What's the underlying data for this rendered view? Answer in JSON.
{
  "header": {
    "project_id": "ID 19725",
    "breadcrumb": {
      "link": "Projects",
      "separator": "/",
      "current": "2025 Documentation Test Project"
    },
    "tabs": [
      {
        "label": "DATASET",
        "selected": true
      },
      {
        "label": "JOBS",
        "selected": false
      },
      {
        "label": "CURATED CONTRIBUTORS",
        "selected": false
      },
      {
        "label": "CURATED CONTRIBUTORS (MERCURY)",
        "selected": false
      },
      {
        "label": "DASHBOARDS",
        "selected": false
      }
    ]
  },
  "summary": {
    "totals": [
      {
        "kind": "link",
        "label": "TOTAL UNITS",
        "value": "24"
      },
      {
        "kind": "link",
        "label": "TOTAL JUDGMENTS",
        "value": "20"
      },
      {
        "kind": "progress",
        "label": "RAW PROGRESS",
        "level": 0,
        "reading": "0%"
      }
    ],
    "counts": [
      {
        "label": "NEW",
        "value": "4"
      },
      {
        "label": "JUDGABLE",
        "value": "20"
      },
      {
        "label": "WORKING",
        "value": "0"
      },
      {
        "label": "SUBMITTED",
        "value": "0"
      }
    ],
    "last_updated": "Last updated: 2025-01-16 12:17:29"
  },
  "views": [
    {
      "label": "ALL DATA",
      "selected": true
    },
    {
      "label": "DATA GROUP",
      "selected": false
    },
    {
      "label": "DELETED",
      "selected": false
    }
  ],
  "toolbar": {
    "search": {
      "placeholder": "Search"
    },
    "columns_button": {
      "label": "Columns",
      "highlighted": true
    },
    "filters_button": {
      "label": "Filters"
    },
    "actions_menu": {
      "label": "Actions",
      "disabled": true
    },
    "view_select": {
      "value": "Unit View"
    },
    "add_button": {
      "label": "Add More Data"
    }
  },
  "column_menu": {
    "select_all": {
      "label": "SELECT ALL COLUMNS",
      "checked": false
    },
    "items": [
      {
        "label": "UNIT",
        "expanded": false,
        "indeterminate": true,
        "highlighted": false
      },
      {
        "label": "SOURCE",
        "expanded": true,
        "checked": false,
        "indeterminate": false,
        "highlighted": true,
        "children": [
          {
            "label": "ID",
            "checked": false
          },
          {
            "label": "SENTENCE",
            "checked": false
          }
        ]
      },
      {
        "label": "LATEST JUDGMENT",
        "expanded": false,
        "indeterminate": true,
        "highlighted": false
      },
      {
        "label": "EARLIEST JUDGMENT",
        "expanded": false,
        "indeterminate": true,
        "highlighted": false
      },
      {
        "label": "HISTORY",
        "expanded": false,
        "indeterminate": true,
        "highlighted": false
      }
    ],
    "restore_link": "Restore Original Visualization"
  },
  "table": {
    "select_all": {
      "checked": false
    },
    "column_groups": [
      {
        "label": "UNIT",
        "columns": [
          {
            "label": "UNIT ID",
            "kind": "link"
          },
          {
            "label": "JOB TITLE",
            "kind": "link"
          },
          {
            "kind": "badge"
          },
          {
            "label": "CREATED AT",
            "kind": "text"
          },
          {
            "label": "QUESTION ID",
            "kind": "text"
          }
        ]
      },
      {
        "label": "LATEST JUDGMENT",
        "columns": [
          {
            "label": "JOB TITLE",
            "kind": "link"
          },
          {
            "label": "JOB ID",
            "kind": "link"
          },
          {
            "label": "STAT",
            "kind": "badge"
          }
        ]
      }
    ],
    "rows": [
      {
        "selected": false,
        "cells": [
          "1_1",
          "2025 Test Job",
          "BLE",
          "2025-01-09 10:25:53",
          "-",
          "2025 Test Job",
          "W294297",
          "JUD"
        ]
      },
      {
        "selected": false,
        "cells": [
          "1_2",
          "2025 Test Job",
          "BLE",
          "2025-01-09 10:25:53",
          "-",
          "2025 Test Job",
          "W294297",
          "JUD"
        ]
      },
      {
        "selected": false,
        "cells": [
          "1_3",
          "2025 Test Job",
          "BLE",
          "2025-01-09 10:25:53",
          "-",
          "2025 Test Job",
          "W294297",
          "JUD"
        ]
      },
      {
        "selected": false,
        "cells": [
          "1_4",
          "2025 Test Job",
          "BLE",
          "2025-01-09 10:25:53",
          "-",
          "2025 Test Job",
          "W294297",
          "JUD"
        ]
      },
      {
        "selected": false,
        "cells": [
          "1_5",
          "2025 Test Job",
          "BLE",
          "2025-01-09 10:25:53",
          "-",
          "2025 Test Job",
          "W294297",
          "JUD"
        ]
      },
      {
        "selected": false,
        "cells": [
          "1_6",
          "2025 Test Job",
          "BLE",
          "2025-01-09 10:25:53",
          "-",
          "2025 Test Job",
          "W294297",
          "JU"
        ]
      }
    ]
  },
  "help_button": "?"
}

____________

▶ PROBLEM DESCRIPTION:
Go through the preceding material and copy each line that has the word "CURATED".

▶ SOLUTION TO THIS EXERCISE:
        "label": "CURATED CONTRIBUTORS",
        "label": "CURATED CONTRIBUTORS (MERCURY)",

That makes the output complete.